What’s the darkest color you can think of? Most people would say black. Scientists aren’t so sure anymore after Vantablack was created.
Developed by Surrey NanoSystems in 2014, the technology is truly one a kind. Short for vertically aligned nanotube array, Vantablack is now the darkest black color in the world—capable of absorbing 99.965 percent of visible light radiation.
Vantablack is made from an array of nanotubes, grown on a base of aluminum foil. The color absorbs so much light that it appears completely smooth on a crumpled piece of aluminum foil.
To get an idea of what this mysterious material actually looks like, scientists coated a can of Lynx deodorant body spray with Vantablack. The process took roughly 400 hours over the course of four months because Vantablack is 10,000 times thinner than the average human hair.
The result? An almost completely two-dimensional hole, in the shape of a Lynx can.
This is revolutionary, and many artists seem to think so as well. This is why the art community was outraged when Surrey NanoSystems announced its decision to restrict the use of Vantablack in artistic ventures.
Except for one lucky artist, Anish Kapoor, who specializes in producing art that distorts perception.
The scientists at Surrey Nanosystems were impressed with Kapoor’s work. Ben Jensen, founder and chief technology officer, said “He has an amazing ability to see things that other people don’t and he’s famous for his work in reflections and voids.”
The company addressed the art community on their website, saying “Vantablack is generally not suitable for use in art due to the way in which it’s made. Vantablack S-VIS also requires specialist application to achieve its aesthetic effect. In addition, the coating’s performance beyond the visible spectrum results in it being classified as a dual-use material that is subject to UK Export Control. We have therefore chosen to license Vantablack S-VIS exclusively to Kapoor Studios UK to explore its use in works of art. This exclusive license limits the coating’s use in the field of art, but does not extend to any other sectors.”
In other words, Vantablack is not available for commercial art use yet. It requires a temperature of approximately 400°C to grow and it needs to be maintained at highly specific temperatures and pressures, which makes exporting it out of the UK very difficult.
However, Vantablack could still serve a multitude of other purposes. Its potential uses are mostly in the tech world. Namely, for advances in space technology, such as the absorption of stray light from telescopes and infrared cameras. This could greatly increase the sensitivity of long distance telescopes.

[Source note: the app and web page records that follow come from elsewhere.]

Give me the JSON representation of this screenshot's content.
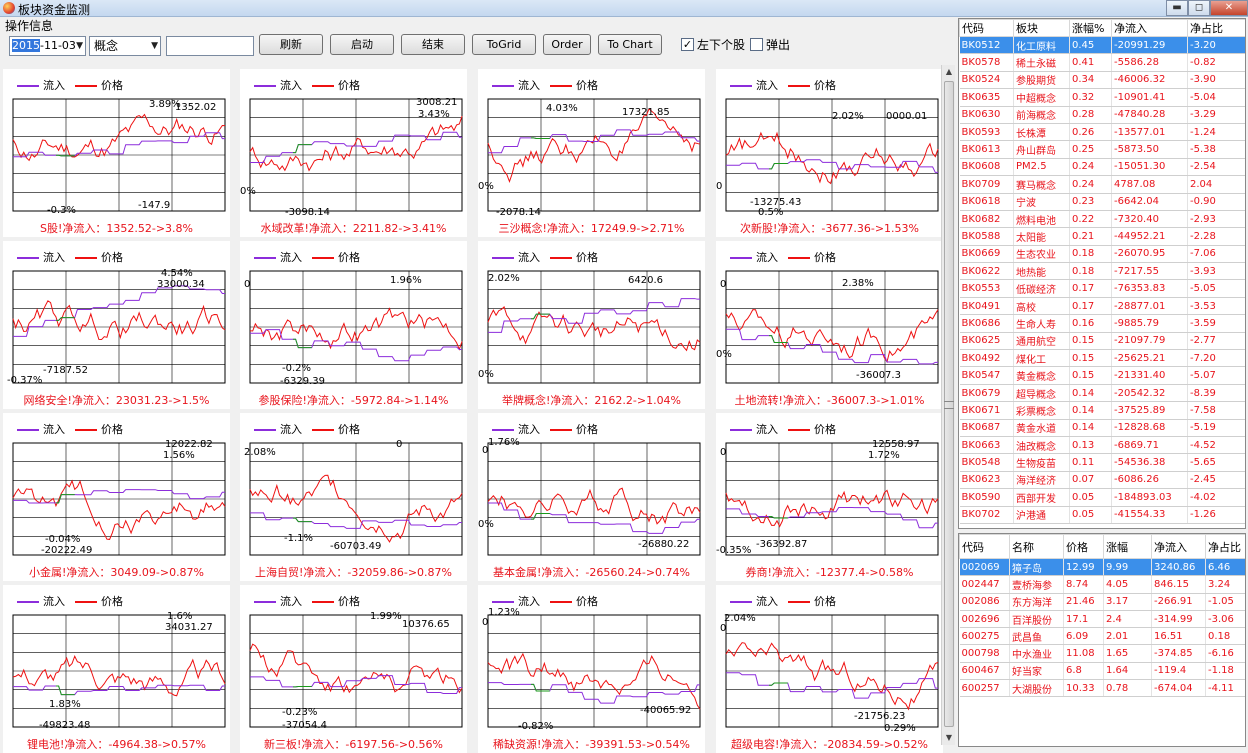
{
  "window": {
    "title": "板块资金监测"
  },
  "toolbar": {
    "ops_label": "操作信息",
    "date_value": "2015-11-03",
    "date_selected_part": "2015",
    "date_rest": "-11-03",
    "category_value": "概念",
    "buttons": {
      "refresh": "刷新",
      "start": "启动",
      "end": "结束",
      "togrid": "ToGrid",
      "order": "Order",
      "tochart": "To Chart"
    },
    "checkbox_left_lower": {
      "label": "左下个股",
      "checked": true
    },
    "checkbox_popup": {
      "label": "弹出",
      "checked": false
    }
  },
  "legend": {
    "inflow": "流入",
    "price": "价格"
  },
  "colors": {
    "inflow_line": "#8c2ddb",
    "price_line": "#ee1111",
    "negative_inflow": "#1a9a1a",
    "up_text": "#e8141c",
    "down_text": "#0a9a2c",
    "selection": "#3b8fea"
  },
  "chart_data": [
    {
      "type": "line",
      "caption": "S股!净流入：1352.52->3.8%",
      "annotations": [
        "3.89%",
        "1352.02",
        "-0.3%",
        "-147.9"
      ],
      "price_final_pct": 3.8,
      "inflow_final": 1352.52
    },
    {
      "type": "line",
      "caption": "水域改革!净流入：2211.82->3.41%",
      "annotations": [
        "3008.21",
        "3.43%",
        "0%",
        "-3098.14"
      ],
      "price_final_pct": 3.41,
      "inflow_final": 2211.82
    },
    {
      "type": "line",
      "caption": "三沙概念!净流入：17249.9->2.71%",
      "annotations": [
        "4.03%",
        "17321.85",
        "0%",
        "-2078.14"
      ],
      "price_final_pct": 2.71,
      "inflow_final": 17249.9
    },
    {
      "type": "line",
      "caption": "次新股!净流入：-3677.36->1.53%",
      "annotations": [
        "2.02%",
        "0000.01",
        "0",
        "-13275.43",
        "0.5%"
      ],
      "price_final_pct": 1.53,
      "inflow_final": -3677.36
    },
    {
      "type": "line",
      "caption": "网络安全!净流入：23031.23->1.5%",
      "annotations": [
        "4.54%",
        "33000.34",
        "-0.37%",
        "-7187.52"
      ],
      "price_final_pct": 1.5,
      "inflow_final": 23031.23
    },
    {
      "type": "line",
      "caption": "参股保险!净流入：-5972.84->1.14%",
      "annotations": [
        "1.96%",
        "0",
        "-0.2%",
        "-6329.39"
      ],
      "price_final_pct": 1.14,
      "inflow_final": -5972.84
    },
    {
      "type": "line",
      "caption": "举牌概念!净流入：2162.2->1.04%",
      "annotations": [
        "2.02%",
        "6420.6",
        "0%"
      ],
      "price_final_pct": 1.04,
      "inflow_final": 2162.2
    },
    {
      "type": "line",
      "caption": "土地流转!净流入：-36007.3->1.01%",
      "annotations": [
        "2.38%",
        "0",
        "0%",
        "-36007.3"
      ],
      "price_final_pct": 1.01,
      "inflow_final": -36007.3
    },
    {
      "type": "line",
      "caption": "小金属!净流入：3049.09->0.87%",
      "annotations": [
        "12022.82",
        "1.56%",
        "-0.04%",
        "-20222.49"
      ],
      "price_final_pct": 0.87,
      "inflow_final": 3049.09
    },
    {
      "type": "line",
      "caption": "上海自贸!净流入：-32059.86->0.87%",
      "annotations": [
        "0",
        "2.08%",
        "-1.1%",
        "-60703.49"
      ],
      "price_final_pct": 0.87,
      "inflow_final": -32059.86
    },
    {
      "type": "line",
      "caption": "基本金属!净流入：-26560.24->0.74%",
      "annotations": [
        "1.76%",
        "0",
        "0%",
        "-26880.22"
      ],
      "price_final_pct": 0.74,
      "inflow_final": -26560.24
    },
    {
      "type": "line",
      "caption": "券商!净流入：-12377.4->0.58%",
      "annotations": [
        "12558.97",
        "1.72%",
        "0",
        "-0.35%",
        "-36392.87"
      ],
      "price_final_pct": 0.58,
      "inflow_final": -12377.4
    },
    {
      "type": "line",
      "caption": "锂电池!净流入：-4964.38->0.57%",
      "annotations": [
        "1.6%",
        "34031.27",
        "1.83%",
        "-49823.48"
      ],
      "price_final_pct": 0.57,
      "inflow_final": -4964.38
    },
    {
      "type": "line",
      "caption": "新三板!净流入：-6197.56->0.56%",
      "annotations": [
        "1.99%",
        "10376.65",
        "-0.23%",
        "-37054.4"
      ],
      "price_final_pct": 0.56,
      "inflow_final": -6197.56
    },
    {
      "type": "line",
      "caption": "稀缺资源!净流入：-39391.53->0.54%",
      "annotations": [
        "1.23%",
        "0",
        "-0.82%",
        "-40065.92"
      ],
      "price_final_pct": 0.54,
      "inflow_final": -39391.53
    },
    {
      "type": "line",
      "caption": "超级电容!净流入：-20834.59->0.52%",
      "annotations": [
        "2.04%",
        "0",
        "-21756.23",
        "0.29%"
      ],
      "price_final_pct": 0.52,
      "inflow_final": -20834.59
    }
  ],
  "sector_table": {
    "headers": [
      "代码",
      "板块",
      "涨幅%",
      "净流入",
      "净占比"
    ],
    "rows": [
      [
        "BK0512",
        "化工原料",
        "0.45",
        "-20991.29",
        "-3.20"
      ],
      [
        "BK0578",
        "稀土永磁",
        "0.41",
        "-5586.28",
        "-0.82"
      ],
      [
        "BK0524",
        "参股期货",
        "0.34",
        "-46006.32",
        "-3.90"
      ],
      [
        "BK0635",
        "中超概念",
        "0.32",
        "-10901.41",
        "-5.04"
      ],
      [
        "BK0630",
        "前海概念",
        "0.28",
        "-47840.28",
        "-3.29"
      ],
      [
        "BK0593",
        "长株潭",
        "0.26",
        "-13577.01",
        "-1.24"
      ],
      [
        "BK0613",
        "舟山群岛",
        "0.25",
        "-5873.50",
        "-5.38"
      ],
      [
        "BK0608",
        "PM2.5",
        "0.24",
        "-15051.30",
        "-2.54"
      ],
      [
        "BK0709",
        "赛马概念",
        "0.24",
        "4787.08",
        "2.04"
      ],
      [
        "BK0618",
        "宁波",
        "0.23",
        "-6642.04",
        "-0.90"
      ],
      [
        "BK0682",
        "燃料电池",
        "0.22",
        "-7320.40",
        "-2.93"
      ],
      [
        "BK0588",
        "太阳能",
        "0.21",
        "-44952.21",
        "-2.28"
      ],
      [
        "BK0669",
        "生态农业",
        "0.18",
        "-26070.95",
        "-7.06"
      ],
      [
        "BK0622",
        "地热能",
        "0.18",
        "-7217.55",
        "-3.93"
      ],
      [
        "BK0553",
        "低碳经济",
        "0.17",
        "-76353.83",
        "-5.05"
      ],
      [
        "BK0491",
        "高校",
        "0.17",
        "-28877.01",
        "-3.53"
      ],
      [
        "BK0686",
        "生命人寿",
        "0.16",
        "-9885.79",
        "-3.59"
      ],
      [
        "BK0625",
        "通用航空",
        "0.15",
        "-21097.79",
        "-2.77"
      ],
      [
        "BK0492",
        "煤化工",
        "0.15",
        "-25625.21",
        "-7.20"
      ],
      [
        "BK0547",
        "黄金概念",
        "0.15",
        "-21331.40",
        "-5.07"
      ],
      [
        "BK0679",
        "超导概念",
        "0.14",
        "-20542.32",
        "-8.39"
      ],
      [
        "BK0671",
        "彩票概念",
        "0.14",
        "-37525.89",
        "-7.58"
      ],
      [
        "BK0687",
        "黄金水道",
        "0.14",
        "-12828.68",
        "-5.19"
      ],
      [
        "BK0663",
        "油改概念",
        "0.13",
        "-6869.71",
        "-4.52"
      ],
      [
        "BK0548",
        "生物疫苗",
        "0.11",
        "-54536.38",
        "-5.65"
      ],
      [
        "BK0623",
        "海洋经济",
        "0.07",
        "-6086.26",
        "-2.45"
      ],
      [
        "BK0590",
        "西部开发",
        "0.05",
        "-184893.03",
        "-4.02"
      ],
      [
        "BK0702",
        "沪港通",
        "0.05",
        "-41554.33",
        "-1.26"
      ]
    ]
  },
  "stock_table": {
    "headers": [
      "代码",
      "名称",
      "价格",
      "涨幅",
      "净流入",
      "净占比"
    ],
    "rows": [
      [
        "002069",
        "獐子岛",
        "12.99",
        "9.99",
        "3240.86",
        "6.46"
      ],
      [
        "002447",
        "壹桥海参",
        "8.74",
        "4.05",
        "846.15",
        "3.24"
      ],
      [
        "002086",
        "东方海洋",
        "21.46",
        "3.17",
        "-266.91",
        "-1.05"
      ],
      [
        "002696",
        "百洋股份",
        "17.1",
        "2.4",
        "-314.99",
        "-3.06"
      ],
      [
        "600275",
        "武昌鱼",
        "6.09",
        "2.01",
        "16.51",
        "0.18"
      ],
      [
        "000798",
        "中水渔业",
        "11.08",
        "1.65",
        "-374.85",
        "-6.16"
      ],
      [
        "600467",
        "好当家",
        "6.8",
        "1.64",
        "-119.4",
        "-1.18"
      ],
      [
        "600257",
        "大湖股份",
        "10.33",
        "0.78",
        "-674.04",
        "-4.11"
      ]
    ]
  }
}
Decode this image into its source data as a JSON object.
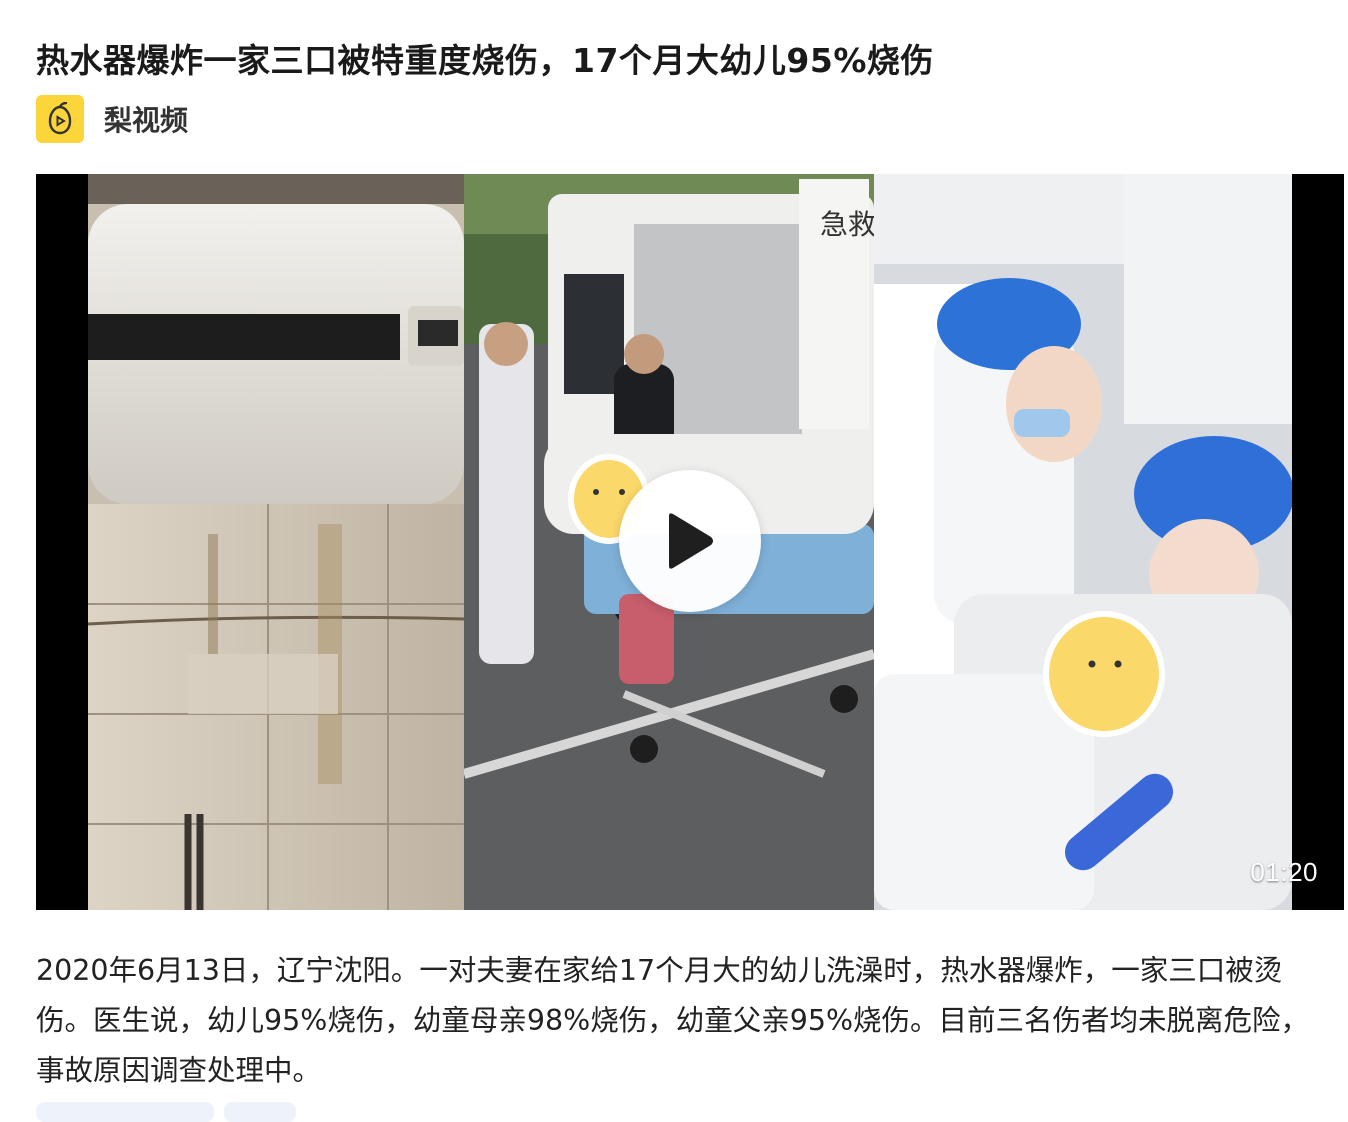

It is believed that Vantablack could be used in military applications, such as thermal camouflage, due to its incredible heat absorbing properties.
Scientists are already astounded by the opportunities Vantablack has created for both the arts and the sciences. With so many possibilities, we can only imagine what the future holds.